Perhaps the greatest moment of Isaiah’s life came when he wrote; Isaiah 6:1 “In the year that king Uzziah died I saw also the Lord sitting upon a throne, high and lifted up, and his train filled the temple.” Five decades of prosperity attended to Uzziah’s reign over Judah. Uzziah offered the people a lifetime of decent living. Isaiah lived comfortably in the environment and shadow of Judah’s king. Yet, it was only when the king died that Isaiah finally saw the Lord. Whether intentional or not, the king clouded the vision of the people. He led from a platform of human governance all the while eclipsing the God of Glory.
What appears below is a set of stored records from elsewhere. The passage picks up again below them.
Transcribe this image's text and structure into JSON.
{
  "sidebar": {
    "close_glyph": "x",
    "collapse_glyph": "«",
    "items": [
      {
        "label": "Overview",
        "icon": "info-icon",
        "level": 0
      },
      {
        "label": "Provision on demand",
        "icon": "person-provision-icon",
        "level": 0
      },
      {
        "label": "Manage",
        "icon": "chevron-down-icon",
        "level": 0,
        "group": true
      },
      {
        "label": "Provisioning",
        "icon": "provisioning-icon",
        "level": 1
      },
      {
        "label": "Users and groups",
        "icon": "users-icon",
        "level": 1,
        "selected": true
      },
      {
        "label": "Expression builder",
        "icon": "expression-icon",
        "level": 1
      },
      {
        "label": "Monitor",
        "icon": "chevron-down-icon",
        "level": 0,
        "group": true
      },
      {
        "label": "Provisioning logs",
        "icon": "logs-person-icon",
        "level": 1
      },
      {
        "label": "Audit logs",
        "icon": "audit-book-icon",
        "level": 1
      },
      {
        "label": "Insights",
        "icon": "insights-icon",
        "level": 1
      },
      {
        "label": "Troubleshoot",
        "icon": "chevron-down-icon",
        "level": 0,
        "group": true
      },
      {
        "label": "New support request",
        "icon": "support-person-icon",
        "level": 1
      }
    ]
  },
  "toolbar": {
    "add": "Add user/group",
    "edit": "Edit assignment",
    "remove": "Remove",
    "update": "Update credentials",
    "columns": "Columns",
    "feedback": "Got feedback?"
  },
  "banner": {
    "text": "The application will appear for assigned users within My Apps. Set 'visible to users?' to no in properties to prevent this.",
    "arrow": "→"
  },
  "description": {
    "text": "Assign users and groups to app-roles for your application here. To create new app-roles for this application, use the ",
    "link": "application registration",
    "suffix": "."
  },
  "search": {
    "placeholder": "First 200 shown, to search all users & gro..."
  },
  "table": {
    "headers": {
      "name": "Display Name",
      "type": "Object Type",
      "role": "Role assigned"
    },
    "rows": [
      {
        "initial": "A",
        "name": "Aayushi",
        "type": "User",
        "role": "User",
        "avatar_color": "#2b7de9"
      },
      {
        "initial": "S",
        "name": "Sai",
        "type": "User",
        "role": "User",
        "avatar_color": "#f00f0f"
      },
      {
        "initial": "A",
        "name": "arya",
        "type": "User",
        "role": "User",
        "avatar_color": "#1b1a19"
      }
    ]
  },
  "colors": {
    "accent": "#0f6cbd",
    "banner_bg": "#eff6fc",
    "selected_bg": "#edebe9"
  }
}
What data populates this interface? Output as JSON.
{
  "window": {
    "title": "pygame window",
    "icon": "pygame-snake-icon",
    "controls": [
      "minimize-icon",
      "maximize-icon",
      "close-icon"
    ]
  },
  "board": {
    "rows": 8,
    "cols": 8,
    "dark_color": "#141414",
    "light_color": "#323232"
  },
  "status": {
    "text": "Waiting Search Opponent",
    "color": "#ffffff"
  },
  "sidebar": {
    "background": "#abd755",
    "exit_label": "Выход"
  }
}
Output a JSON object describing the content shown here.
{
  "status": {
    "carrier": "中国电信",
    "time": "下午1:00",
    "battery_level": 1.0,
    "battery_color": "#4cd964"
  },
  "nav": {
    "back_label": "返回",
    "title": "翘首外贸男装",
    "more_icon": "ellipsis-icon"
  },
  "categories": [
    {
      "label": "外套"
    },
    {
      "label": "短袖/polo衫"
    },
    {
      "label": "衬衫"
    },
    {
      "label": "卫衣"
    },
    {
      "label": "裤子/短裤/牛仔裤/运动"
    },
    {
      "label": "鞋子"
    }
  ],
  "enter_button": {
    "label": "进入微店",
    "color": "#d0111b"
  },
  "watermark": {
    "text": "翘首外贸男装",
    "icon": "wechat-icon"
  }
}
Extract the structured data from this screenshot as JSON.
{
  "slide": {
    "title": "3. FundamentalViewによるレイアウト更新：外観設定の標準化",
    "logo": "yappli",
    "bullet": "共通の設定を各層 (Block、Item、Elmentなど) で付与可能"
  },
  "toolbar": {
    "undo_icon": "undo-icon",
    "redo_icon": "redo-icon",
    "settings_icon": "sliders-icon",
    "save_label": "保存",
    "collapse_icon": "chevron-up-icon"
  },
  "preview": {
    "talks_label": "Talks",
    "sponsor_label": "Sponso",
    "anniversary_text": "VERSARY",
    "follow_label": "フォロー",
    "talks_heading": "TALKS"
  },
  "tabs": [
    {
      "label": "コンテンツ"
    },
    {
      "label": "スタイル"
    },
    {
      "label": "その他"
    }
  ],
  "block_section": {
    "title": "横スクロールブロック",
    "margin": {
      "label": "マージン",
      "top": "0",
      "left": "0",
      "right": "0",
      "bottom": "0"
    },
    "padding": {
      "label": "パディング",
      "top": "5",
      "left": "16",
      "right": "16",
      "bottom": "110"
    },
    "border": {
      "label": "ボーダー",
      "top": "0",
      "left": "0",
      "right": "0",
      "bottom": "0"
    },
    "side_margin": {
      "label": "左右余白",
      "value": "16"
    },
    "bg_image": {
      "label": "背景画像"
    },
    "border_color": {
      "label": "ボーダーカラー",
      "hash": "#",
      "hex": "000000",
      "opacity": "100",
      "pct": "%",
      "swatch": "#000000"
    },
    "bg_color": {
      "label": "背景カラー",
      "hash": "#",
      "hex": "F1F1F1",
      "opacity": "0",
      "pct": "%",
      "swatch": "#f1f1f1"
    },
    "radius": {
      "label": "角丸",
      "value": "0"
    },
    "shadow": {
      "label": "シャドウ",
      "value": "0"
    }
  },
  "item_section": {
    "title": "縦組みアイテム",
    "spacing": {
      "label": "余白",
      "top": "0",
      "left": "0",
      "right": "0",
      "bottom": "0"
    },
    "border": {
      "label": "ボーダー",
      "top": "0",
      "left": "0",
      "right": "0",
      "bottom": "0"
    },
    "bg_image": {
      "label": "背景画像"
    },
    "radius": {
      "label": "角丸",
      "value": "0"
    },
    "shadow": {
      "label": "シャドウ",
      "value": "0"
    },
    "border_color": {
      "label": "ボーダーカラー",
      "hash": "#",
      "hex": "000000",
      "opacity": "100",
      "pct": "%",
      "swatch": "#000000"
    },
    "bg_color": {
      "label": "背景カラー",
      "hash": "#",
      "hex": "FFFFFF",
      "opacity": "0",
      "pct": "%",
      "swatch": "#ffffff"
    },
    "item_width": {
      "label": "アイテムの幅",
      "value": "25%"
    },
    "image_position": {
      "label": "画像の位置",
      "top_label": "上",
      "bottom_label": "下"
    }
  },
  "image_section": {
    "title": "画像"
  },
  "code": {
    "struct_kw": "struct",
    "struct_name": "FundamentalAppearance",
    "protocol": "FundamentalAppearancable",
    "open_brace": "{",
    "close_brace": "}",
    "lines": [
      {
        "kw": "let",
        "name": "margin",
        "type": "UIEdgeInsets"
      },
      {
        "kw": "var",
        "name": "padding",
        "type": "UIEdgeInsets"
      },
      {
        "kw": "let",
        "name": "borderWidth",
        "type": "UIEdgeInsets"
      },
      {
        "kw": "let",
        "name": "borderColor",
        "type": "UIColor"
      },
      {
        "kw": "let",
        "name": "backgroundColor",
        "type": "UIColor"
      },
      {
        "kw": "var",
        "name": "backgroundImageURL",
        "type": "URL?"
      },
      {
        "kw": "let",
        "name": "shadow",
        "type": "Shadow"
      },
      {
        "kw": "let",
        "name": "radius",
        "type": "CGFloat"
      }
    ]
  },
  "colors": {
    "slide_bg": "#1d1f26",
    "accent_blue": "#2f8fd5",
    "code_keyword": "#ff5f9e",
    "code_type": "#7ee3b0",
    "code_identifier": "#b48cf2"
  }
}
Finally, when the natural king died, the King of all kings could be seen.
It’s hard to see the spiritual things when we are comfortable with our natural surroundings. This has been true since the beginning of time. God’s wonder is often masked by the pleasantries of daily life. Our need of Him seems to diminish when we are prospering. It’s only in the valleys that we seem to yearn for Him; calling on His name; crying after Him. Success rarely garnishes intercessory prayer.
The American lifestyle lends itself to more wants than needs. We are a people intoxicated with possession and pursuits. To be Kingdom-minded means we have to fight for focus. God has always been on the throne. His train, i.e. victories, has been established long ago. He is a mighty God and a victorious King, but we cannot see Him through the maze of our convenient lifestyle. It’s only when our crutch is pulled out from us that we learn to look to the hills from whence cometh our help. It’s only when we purposefully and intentionally decide to seek Him that we find Him.
Focus has been under attack forever, but never as much as today. Sound-bites mixed with quick images are constantly presented in every sort of medium. Media and gaming; television and movies; social media and the plethora of internet options all combined have arrested our attention. It’s difficult for people of all ages to keep their thoughts together.
I submit this word: We must make our time count and our eyes fixed. It is imperative that we stay sober in a shifting world. It is crucial that the church is determined to fulfill the mission of Jesus Christ and be faithful in every area of life. As our year closes and another begins, I pray that our homes will become Christ-centered; our marriages will be healthy and whole; and our mission for a revival will become consuming. I’m looking unto Jesus, focused, Who is the Author and Finisher of my faith. I need to see Him, high and lifted up.
Pastor Jeffrey Harpole